# Instructions to follow:
Please report every line in the entries that contains the string "Morgan".

# Source data:

• • • • •

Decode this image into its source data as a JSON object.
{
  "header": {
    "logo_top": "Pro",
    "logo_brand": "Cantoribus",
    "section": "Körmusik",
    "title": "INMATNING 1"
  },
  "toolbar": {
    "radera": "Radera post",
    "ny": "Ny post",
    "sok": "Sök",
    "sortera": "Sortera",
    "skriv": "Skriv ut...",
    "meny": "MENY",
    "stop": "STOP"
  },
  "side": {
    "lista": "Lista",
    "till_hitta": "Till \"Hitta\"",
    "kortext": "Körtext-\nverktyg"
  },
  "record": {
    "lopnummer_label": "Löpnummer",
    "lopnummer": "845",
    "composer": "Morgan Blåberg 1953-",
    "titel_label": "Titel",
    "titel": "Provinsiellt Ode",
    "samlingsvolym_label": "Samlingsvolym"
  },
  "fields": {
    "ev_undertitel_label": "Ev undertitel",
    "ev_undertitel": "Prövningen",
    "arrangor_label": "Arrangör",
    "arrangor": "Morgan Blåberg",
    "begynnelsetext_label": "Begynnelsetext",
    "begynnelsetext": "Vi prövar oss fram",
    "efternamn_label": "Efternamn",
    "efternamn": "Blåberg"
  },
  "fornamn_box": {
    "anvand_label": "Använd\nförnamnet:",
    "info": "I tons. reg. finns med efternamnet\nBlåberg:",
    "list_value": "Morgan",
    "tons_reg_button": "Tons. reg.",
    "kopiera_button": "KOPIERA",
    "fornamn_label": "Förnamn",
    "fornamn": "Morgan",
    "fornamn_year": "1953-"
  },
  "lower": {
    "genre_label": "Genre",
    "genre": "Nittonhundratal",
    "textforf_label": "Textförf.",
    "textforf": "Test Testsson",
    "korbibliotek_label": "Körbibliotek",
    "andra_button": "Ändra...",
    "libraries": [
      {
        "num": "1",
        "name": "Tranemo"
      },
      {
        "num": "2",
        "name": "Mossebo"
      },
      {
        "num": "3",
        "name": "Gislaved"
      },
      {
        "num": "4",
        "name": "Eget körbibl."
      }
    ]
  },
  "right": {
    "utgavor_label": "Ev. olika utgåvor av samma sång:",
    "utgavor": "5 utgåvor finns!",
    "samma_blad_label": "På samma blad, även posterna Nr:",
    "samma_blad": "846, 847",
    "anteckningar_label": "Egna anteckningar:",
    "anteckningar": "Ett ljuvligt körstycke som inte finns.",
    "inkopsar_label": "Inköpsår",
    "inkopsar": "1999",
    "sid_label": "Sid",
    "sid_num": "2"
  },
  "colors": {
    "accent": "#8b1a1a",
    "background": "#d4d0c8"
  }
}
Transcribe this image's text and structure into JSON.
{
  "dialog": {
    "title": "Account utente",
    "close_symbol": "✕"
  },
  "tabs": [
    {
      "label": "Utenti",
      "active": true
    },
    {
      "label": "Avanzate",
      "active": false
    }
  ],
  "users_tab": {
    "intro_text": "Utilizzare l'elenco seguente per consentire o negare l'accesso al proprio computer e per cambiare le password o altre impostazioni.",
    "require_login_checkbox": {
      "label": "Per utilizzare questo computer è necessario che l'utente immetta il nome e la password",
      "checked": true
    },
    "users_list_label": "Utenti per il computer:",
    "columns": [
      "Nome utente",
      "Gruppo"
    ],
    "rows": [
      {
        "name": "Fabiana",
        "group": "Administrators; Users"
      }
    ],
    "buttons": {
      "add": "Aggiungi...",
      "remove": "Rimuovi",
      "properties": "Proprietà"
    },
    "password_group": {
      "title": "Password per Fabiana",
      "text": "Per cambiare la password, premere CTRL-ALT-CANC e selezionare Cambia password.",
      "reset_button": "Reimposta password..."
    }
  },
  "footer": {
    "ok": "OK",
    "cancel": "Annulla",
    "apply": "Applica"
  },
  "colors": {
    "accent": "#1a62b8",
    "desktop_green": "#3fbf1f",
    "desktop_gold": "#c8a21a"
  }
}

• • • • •

# Answer to the exercise:
    "composer": "Morgan Blåberg 1953-",
    "arrangor": "Morgan Blåberg",
    "list_value": "Morgan",
    "fornamn": "Morgan",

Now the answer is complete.